- _Exercise_
The answer must be every line below that holds the word "JSON".

─── Given information ───

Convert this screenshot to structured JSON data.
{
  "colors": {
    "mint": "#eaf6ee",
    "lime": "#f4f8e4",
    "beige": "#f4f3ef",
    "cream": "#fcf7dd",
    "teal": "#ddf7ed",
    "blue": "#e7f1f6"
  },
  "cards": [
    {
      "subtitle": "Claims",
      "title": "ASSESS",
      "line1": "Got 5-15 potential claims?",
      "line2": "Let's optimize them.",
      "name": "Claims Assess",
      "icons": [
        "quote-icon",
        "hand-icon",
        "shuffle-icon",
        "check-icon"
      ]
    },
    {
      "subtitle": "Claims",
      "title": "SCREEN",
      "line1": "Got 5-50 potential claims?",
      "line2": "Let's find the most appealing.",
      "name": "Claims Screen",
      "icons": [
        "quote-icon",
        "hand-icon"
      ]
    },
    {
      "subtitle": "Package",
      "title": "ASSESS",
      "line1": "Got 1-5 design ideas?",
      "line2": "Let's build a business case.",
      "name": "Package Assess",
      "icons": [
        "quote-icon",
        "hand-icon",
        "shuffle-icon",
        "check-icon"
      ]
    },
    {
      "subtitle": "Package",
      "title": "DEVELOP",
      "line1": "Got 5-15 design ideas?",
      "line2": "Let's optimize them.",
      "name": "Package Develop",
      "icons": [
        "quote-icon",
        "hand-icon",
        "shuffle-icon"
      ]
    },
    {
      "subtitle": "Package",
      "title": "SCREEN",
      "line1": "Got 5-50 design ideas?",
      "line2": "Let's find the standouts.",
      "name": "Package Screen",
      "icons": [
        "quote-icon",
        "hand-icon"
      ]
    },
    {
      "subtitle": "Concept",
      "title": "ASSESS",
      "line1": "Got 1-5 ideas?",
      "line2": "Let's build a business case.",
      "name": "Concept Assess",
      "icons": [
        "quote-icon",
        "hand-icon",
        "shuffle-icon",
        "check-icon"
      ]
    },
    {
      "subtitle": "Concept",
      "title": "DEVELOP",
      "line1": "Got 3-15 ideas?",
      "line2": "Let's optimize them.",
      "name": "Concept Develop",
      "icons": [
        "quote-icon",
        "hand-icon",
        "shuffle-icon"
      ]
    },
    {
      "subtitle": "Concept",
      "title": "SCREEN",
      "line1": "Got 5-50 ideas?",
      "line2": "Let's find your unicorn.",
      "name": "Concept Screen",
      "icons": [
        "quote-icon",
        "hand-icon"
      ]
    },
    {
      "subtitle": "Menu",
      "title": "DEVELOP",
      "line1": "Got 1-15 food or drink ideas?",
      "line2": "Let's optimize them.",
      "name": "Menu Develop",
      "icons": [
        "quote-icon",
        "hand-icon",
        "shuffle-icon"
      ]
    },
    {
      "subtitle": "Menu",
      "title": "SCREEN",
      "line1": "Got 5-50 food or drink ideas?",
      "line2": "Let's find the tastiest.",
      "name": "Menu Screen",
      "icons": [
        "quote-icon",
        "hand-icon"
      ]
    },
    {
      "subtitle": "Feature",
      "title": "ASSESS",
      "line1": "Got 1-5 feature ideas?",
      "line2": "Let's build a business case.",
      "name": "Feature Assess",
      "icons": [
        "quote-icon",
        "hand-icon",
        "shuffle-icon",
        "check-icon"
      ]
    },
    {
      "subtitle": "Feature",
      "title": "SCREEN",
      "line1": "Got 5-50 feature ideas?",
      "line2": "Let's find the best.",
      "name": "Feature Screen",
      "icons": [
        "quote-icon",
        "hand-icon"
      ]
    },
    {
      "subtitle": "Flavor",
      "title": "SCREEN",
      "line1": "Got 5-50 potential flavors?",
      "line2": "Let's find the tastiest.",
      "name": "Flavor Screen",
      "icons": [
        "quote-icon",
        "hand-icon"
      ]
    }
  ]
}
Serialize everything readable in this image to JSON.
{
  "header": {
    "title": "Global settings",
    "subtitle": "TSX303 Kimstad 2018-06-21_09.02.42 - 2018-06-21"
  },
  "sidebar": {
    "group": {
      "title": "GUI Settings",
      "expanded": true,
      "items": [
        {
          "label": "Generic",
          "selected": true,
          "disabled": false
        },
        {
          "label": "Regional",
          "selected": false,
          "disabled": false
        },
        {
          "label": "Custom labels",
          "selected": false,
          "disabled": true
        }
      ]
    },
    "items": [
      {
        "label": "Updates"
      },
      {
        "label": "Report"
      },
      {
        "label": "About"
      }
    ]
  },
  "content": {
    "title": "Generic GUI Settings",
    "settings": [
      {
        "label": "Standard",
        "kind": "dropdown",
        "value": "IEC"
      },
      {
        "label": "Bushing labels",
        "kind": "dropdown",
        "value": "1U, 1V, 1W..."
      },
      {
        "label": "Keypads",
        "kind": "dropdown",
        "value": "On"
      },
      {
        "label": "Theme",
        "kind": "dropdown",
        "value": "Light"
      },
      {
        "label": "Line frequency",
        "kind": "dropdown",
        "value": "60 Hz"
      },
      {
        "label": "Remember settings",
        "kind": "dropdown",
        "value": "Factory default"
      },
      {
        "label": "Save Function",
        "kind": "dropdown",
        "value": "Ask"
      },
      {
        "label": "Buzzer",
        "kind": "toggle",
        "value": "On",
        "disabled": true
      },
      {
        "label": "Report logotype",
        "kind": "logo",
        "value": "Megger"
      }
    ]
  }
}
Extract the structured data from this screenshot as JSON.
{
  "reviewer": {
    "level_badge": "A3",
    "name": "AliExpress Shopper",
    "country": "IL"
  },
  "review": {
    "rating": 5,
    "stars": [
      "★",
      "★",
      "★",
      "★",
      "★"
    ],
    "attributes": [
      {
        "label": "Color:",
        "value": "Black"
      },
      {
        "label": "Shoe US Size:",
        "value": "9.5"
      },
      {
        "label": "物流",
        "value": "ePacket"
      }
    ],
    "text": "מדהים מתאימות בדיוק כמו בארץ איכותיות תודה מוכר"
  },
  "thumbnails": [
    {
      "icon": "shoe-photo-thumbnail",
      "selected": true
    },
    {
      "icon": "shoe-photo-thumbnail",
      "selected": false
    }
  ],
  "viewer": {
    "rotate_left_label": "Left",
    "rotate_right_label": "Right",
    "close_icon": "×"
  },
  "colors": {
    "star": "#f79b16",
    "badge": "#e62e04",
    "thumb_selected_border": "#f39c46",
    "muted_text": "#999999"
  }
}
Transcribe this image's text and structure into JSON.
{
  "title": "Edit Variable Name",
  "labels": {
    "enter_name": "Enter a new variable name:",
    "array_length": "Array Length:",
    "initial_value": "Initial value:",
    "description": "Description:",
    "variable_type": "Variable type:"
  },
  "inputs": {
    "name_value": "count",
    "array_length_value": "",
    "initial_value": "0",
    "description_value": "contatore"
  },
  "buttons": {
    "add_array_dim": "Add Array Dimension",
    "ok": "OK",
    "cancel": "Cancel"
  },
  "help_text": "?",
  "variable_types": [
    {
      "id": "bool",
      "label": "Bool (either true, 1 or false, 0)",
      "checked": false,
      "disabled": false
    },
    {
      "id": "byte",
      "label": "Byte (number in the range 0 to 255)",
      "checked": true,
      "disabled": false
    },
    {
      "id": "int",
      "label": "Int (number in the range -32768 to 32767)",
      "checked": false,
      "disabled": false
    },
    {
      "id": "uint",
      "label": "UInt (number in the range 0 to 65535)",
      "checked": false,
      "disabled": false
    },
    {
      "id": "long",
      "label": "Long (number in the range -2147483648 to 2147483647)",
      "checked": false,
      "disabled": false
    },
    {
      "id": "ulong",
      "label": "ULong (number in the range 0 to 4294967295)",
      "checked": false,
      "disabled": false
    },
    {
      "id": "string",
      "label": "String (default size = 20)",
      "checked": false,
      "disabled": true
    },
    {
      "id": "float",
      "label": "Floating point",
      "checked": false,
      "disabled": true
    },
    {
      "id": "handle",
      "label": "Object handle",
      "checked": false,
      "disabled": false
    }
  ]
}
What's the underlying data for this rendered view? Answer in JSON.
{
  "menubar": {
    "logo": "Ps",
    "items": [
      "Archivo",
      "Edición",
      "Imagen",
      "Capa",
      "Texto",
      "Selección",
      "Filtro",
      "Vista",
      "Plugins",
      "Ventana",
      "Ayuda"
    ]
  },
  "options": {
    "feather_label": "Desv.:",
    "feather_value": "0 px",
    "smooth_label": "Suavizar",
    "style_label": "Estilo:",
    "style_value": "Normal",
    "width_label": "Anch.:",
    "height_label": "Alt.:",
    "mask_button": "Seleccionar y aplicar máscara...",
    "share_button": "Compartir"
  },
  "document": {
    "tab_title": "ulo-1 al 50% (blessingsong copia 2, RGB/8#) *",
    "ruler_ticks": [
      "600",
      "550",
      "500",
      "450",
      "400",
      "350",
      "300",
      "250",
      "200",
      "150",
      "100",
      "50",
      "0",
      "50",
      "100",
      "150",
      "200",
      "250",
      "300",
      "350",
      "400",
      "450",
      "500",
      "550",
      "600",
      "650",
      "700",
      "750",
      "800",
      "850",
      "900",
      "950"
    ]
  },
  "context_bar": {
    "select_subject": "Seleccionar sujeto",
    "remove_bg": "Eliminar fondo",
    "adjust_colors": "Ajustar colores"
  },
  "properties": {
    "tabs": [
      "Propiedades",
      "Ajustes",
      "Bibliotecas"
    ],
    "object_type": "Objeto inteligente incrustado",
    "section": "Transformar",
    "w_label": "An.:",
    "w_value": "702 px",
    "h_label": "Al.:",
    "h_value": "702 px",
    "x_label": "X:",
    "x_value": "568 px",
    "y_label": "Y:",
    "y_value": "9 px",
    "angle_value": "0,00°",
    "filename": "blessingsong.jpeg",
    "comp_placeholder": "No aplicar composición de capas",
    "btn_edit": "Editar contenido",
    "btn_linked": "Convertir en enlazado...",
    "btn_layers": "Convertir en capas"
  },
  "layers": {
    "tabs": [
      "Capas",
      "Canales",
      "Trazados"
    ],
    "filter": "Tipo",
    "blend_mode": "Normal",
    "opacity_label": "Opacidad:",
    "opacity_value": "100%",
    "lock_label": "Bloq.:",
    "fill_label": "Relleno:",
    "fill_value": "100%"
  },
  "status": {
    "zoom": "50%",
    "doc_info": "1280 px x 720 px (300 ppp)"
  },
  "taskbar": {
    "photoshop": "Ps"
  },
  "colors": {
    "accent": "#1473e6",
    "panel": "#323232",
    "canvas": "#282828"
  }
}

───

- _Result below_
Convert this screenshot to structured JSON data.
Serialize everything readable in this image to JSON.
Extract the structured data from this screenshot as JSON.
Transcribe this image's text and structure into JSON.
What's the underlying data for this rendered view? Answer in JSON.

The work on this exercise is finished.